■ Work to complete
The answer is a number and only a number: how many lines of the data include the string "views"?

-- Data extracts follows --

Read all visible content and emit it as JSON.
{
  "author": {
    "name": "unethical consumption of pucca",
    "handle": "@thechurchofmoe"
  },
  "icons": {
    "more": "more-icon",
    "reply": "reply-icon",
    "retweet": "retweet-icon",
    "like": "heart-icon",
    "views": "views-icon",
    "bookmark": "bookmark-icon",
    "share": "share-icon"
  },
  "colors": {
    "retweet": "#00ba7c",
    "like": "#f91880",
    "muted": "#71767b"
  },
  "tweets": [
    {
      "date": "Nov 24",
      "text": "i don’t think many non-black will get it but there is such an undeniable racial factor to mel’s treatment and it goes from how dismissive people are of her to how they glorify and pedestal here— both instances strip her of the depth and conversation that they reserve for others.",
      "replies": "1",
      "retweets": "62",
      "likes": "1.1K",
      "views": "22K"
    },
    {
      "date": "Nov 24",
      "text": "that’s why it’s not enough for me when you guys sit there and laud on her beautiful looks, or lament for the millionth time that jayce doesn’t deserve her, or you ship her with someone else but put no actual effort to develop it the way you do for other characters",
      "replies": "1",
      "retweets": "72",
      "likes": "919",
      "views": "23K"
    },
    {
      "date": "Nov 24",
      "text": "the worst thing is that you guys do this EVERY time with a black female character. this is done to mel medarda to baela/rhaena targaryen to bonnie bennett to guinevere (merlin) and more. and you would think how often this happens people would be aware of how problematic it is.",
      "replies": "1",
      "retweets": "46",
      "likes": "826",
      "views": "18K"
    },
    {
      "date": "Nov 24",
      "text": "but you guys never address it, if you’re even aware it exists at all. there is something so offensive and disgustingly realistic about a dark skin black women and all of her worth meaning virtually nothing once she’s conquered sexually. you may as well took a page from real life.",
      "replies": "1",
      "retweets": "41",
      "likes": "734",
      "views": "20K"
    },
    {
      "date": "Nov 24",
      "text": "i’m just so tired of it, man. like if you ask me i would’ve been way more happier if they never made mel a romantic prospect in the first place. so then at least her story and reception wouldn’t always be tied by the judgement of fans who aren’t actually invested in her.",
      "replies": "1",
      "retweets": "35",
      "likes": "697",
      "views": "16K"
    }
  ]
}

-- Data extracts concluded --

■ Answer to this problem
6